Data for this exercise Block Start
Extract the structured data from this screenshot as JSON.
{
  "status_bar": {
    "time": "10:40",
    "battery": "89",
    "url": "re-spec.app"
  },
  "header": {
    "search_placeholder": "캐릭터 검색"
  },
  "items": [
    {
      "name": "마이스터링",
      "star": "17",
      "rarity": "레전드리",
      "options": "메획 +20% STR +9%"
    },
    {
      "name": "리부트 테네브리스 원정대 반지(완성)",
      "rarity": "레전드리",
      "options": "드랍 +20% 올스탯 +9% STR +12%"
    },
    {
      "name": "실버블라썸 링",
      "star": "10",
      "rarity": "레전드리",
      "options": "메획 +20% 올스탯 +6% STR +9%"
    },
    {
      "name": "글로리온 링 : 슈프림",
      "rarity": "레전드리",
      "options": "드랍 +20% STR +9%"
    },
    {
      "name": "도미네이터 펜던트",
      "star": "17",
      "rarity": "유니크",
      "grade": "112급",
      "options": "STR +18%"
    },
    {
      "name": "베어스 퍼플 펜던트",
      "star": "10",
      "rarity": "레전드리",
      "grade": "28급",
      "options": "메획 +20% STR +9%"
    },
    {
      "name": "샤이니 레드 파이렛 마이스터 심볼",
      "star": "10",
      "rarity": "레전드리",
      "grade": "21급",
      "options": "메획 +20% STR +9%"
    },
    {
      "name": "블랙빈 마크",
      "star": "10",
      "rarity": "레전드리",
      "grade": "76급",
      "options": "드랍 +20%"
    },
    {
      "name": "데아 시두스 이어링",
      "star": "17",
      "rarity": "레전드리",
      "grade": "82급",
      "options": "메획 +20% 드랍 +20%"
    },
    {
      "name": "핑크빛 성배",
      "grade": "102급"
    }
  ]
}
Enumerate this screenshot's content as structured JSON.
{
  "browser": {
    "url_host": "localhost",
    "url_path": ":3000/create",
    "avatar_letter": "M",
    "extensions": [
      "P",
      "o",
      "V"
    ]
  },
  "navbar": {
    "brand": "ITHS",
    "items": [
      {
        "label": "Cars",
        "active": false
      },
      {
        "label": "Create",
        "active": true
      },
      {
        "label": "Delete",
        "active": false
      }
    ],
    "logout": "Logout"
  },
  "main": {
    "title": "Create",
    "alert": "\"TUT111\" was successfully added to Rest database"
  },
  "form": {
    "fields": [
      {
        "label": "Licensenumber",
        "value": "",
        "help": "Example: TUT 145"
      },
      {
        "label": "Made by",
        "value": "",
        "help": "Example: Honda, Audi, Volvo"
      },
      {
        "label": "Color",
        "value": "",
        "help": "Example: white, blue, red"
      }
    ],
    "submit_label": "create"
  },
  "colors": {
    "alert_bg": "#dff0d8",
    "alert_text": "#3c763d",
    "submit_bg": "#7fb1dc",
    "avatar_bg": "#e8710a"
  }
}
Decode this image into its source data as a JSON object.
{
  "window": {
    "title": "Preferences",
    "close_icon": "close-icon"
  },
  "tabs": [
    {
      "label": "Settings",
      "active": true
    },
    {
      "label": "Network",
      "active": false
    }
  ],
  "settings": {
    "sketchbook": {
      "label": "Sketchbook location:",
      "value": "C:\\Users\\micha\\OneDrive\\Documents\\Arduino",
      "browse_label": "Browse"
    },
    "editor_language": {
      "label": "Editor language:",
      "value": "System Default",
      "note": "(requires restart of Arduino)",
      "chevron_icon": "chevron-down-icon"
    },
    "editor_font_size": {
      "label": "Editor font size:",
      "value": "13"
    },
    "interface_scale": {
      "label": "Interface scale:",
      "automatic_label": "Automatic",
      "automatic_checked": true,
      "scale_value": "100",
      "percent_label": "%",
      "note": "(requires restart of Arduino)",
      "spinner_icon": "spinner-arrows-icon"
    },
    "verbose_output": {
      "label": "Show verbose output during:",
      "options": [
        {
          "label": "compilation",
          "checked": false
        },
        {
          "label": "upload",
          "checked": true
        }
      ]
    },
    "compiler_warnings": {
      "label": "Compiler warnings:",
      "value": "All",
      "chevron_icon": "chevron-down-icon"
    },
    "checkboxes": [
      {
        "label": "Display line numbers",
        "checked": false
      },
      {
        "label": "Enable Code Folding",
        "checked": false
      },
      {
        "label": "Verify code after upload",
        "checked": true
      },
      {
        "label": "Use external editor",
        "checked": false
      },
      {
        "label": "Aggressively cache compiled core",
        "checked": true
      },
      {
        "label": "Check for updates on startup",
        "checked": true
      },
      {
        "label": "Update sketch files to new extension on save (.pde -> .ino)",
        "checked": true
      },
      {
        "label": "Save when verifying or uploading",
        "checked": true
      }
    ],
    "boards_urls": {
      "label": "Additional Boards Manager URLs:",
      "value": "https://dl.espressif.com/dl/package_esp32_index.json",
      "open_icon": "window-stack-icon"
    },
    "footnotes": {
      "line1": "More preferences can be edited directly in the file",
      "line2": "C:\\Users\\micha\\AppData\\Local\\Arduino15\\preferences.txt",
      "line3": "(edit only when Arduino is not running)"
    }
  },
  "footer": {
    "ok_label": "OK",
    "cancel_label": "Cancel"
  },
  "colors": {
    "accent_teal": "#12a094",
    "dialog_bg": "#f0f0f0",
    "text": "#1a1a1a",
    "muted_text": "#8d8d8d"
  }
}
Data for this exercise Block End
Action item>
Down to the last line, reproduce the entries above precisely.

Response to this task>
Extract the structured data from this screenshot as JSON.
{
  "status_bar": {
    "time": "10:40",
    "battery": "89",
    "url": "re-spec.app"
  },
  "header": {
    "search_placeholder": "캐릭터 검색"
  },
  "items": [
    {
      "name": "마이스터링",
      "star": "17",
      "rarity": "레전드리",
      "options": "메획 +20% STR +9%"
    },
    {
      "name": "리부트 테네브리스 원정대 반지(완성)",
      "rarity": "레전드리",
      "options": "드랍 +20% 올스탯 +9% STR +12%"
    },
    {
      "name": "실버블라썸 링",
      "star": "10",
      "rarity": "레전드리",
      "options": "메획 +20% 올스탯 +6% STR +9%"
    },
    {
      "name": "글로리온 링 : 슈프림",
      "rarity": "레전드리",
      "options": "드랍 +20% STR +9%"
    },
    {
      "name": "도미네이터 펜던트",
      "star": "17",
      "rarity": "유니크",
      "grade": "112급",
      "options": "STR +18%"
    },
    {
      "name": "베어스 퍼플 펜던트",
      "star": "10",
      "rarity": "레전드리",
      "grade": "28급",
      "options": "메획 +20% STR +9%"
    },
    {
      "name": "샤이니 레드 파이렛 마이스터 심볼",
      "star": "10",
      "rarity": "레전드리",
      "grade": "21급",
      "options": "메획 +20% STR +9%"
    },
    {
      "name": "블랙빈 마크",
      "star": "10",
      "rarity": "레전드리",
      "grade": "76급",
      "options": "드랍 +20%"
    },
    {
      "name": "데아 시두스 이어링",
      "star": "17",
      "rarity": "레전드리",
      "grade": "82급",
      "options": "메획 +20% 드랍 +20%"
    },
    {
      "name": "핑크빛 성배",
      "grade": "102급"
    }
  ]
}
Enumerate this screenshot's content as structured JSON.
{
  "browser": {
    "url_host": "localhost",
    "url_path": ":3000/create",
    "avatar_letter": "M",
    "extensions": [
      "P",
      "o",
      "V"
    ]
  },
  "navbar": {
    "brand": "ITHS",
    "items": [
      {
        "label": "Cars",
        "active": false
      },
      {
        "label": "Create",
        "active": true
      },
      {
        "label": "Delete",
        "active": false
      }
    ],
    "logout": "Logout"
  },
  "main": {
    "title": "Create",
    "alert": "\"TUT111\" was successfully added to Rest database"
  },
  "form": {
    "fields": [
      {
        "label": "Licensenumber",
        "value": "",
        "help": "Example: TUT 145"
      },
      {
        "label": "Made by",
        "value": "",
        "help": "Example: Honda, Audi, Volvo"
      },
      {
        "label": "Color",
        "value": "",
        "help": "Example: white, blue, red"
      }
    ],
    "submit_label": "create"
  },
  "colors": {
    "alert_bg": "#dff0d8",
    "alert_text": "#3c763d",
    "submit_bg": "#7fb1dc",
    "avatar_bg": "#e8710a"
  }
}
Decode this image into its source data as a JSON object.
{
  "window": {
    "title": "Preferences",
    "close_icon": "close-icon"
  },
  "tabs": [
    {
      "label": "Settings",
      "active": true
    },
    {
      "label": "Network",
      "active": false
    }
  ],
  "settings": {
    "sketchbook": {
      "label": "Sketchbook location:",
      "value": "C:\\Users\\micha\\OneDrive\\Documents\\Arduino",
      "browse_label": "Browse"
    },
    "editor_language": {
      "label": "Editor language:",
      "value": "System Default",
      "note": "(requires restart of Arduino)",
      "chevron_icon": "chevron-down-icon"
    },
    "editor_font_size": {
      "label": "Editor font size:",
      "value": "13"
    },
    "interface_scale": {
      "label": "Interface scale:",
      "automatic_label": "Automatic",
      "automatic_checked": true,
      "scale_value": "100",
      "percent_label": "%",
      "note": "(requires restart of Arduino)",
      "spinner_icon": "spinner-arrows-icon"
    },
    "verbose_output": {
      "label": "Show verbose output during:",
      "options": [
        {
          "label": "compilation",
          "checked": false
        },
        {
          "label": "upload",
          "checked": true
        }
      ]
    },
    "compiler_warnings": {
      "label": "Compiler warnings:",
      "value": "All",
      "chevron_icon": "chevron-down-icon"
    },
    "checkboxes": [
      {
        "label": "Display line numbers",
        "checked": false
      },
      {
        "label": "Enable Code Folding",
        "checked": false
      },
      {
        "label": "Verify code after upload",
        "checked": true
      },
      {
        "label": "Use external editor",
        "checked": false
      },
      {
        "label": "Aggressively cache compiled core",
        "checked": true
      },
      {
        "label": "Check for updates on startup",
        "checked": true
      },
      {
        "label": "Update sketch files to new extension on save (.pde -> .ino)",
        "checked": true
      },
      {
        "label": "Save when verifying or uploading",
        "checked": true
      }
    ],
    "boards_urls": {
      "label": "Additional Boards Manager URLs:",
      "value": "https://dl.espressif.com/dl/package_esp32_index.json",
      "open_icon": "window-stack-icon"
    },
    "footnotes": {
      "line1": "More preferences can be edited directly in the file",
      "line2": "C:\\Users\\micha\\AppData\\Local\\Arduino15\\preferences.txt",
      "line3": "(edit only when Arduino is not running)"
    }
  },
  "footer": {
    "ok_label": "OK",
    "cancel_label": "Cancel"
  },
  "colors": {
    "accent_teal": "#12a094",
    "dialog_bg": "#f0f0f0",
    "text": "#1a1a1a",
    "muted_text": "#8d8d8d"
  }
}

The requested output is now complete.